By Dinesh Arora
While several industry sectors look for sops and concessions from the Finance Minister Arun Jaitley in his second full-term budget, the 4,200 Indian startups have some of their own expectations from it.
Recent events – particularly, the introduction of ‘Startup India’ programme – have demonstrated that the government is realising the need for supporting startups and is giving them time and attention. However, India lags behind several other nations in terms of having an ecosystem and culture that nurtures startups.
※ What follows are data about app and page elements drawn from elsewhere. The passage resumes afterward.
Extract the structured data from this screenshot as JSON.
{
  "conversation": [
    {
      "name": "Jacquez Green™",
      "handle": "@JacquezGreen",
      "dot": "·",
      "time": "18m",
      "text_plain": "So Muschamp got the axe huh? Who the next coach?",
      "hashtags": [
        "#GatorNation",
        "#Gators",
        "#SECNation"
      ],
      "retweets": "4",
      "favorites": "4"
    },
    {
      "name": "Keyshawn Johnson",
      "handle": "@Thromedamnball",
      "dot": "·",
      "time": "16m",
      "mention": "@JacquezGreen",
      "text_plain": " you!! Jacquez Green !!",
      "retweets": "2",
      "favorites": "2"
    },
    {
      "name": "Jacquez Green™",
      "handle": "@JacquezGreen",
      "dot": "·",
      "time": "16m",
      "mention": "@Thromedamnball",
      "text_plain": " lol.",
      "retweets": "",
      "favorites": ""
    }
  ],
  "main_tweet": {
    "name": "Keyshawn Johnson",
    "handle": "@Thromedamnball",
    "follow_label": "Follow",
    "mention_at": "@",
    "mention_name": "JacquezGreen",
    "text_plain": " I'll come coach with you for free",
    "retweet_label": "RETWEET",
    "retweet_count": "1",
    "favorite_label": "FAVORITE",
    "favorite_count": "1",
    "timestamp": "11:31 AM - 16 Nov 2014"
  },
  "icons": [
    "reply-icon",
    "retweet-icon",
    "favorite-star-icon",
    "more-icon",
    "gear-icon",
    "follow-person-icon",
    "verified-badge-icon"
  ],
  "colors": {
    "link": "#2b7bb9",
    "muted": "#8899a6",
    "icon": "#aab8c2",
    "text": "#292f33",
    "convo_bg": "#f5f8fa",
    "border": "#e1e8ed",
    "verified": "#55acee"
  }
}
Startups often have a low influence in propagating their interests to the relevant authorities, primarily because of three reasons. Firstly, startups are small companies, have limited approach, and are thus not taken very seriously. Second, most startups don’t have political connections, linkages or lineages – something that the big businesses have aplenty and use to influence policy decisions. Third, startups with viable business ideas are doing well with the help of private funding and their leaders’ entrepreneurial spirit, creating a perception that they don’t need any further help from the government. In truth, startups in India need an enabling environment in order to grow into world-scale organisations.
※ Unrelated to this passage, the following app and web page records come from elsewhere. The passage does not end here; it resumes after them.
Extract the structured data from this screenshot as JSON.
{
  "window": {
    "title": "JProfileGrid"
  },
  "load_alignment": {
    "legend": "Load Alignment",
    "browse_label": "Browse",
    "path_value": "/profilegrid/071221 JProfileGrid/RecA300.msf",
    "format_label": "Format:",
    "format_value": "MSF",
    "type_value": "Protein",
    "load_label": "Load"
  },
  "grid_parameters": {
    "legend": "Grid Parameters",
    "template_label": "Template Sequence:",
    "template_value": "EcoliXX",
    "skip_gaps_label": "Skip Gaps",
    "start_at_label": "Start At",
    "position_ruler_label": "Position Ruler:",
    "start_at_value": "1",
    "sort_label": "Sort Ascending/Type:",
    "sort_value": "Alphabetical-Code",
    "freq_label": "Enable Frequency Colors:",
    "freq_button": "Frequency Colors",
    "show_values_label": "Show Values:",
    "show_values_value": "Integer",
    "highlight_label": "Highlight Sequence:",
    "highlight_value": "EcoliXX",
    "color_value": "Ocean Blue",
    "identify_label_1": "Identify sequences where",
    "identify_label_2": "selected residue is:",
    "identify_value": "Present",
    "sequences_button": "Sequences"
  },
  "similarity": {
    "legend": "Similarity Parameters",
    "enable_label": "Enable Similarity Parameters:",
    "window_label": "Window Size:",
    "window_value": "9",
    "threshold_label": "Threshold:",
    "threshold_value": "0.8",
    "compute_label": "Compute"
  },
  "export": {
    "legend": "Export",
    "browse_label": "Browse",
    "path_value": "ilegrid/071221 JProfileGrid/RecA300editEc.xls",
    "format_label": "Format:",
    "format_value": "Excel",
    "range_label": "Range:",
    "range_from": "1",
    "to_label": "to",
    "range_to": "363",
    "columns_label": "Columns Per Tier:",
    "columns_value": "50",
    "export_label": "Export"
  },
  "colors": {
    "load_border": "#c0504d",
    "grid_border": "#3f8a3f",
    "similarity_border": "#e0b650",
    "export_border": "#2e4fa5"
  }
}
Following simple measures can help startups flourish further and create more unicorns.
Easy Entry and Easy Exit: While the registration of companies has been made quicker and easier, some effort must be directed in the direction of creating a single window for all taxes and compliances. It is a little difficult to achieve in India’s federal structure with division of power and authorities between the Centre and the states, and the current political environment with different governments belonging to rival political parties. However, any steps in this direction would be of great help.
Further, just the way the startups have a right to do business, it is equally important that they have the freedom ‘not’ to do business. There is a very high failure rate among startups. Whereas in India, after incorporating a company, the promoters find themselves in a labyrinth with no way out except to commit to the success of the venture, or to perish. Government must create policies that help winding down companies in organised manner with safe exit to the promoters, to encourage more people to take up an entrepreneurial venture.
Fund of Funds: The government has evinced a lot of conviction in the power of startups by announcing Rs 10,000-crore fund for innovation-driven enterprises. The details are eagerly awaited to see how these funds will be deployed. While there are various bodies certifying a company as a startup, it remains to be seen how detailed policies are developed to ensure a seamless implementation.
Tax Breaks: Most startups do not benefit from tax breaks as those mostly make losses in initial years, and going by recent trends, the bigger the idea is, higher is the loss in early stages. However, the government can help by providing tax breaks to the supporting ecosystem, such as Incubators and Accelerators, Angel Investors (Capital Gains exemption to bring them at par with stock market transactions), and organisations providing skilled manpower.
Smart Spend on Smart Cities and Infrastructure: Last but definitely not the least, there must be ample focus on developing the infrastructure and prudent spend on building Smart Cities, as this impacts all startups either directly or indirectly. Good infrastructure – such as internet, connectivity, incubator facilities, among the usual ones including logistics – is as important for startups as it is for any citizen or other companies.
Startups present a wonderful opportunity for faster employment and rapid deployment of high-skilled labour. It would be fair to say that what the government stands to gain from the success of startups far outweighs than what they need from the budget.
The writer is a partner (deals) at PwC India. His views are personal.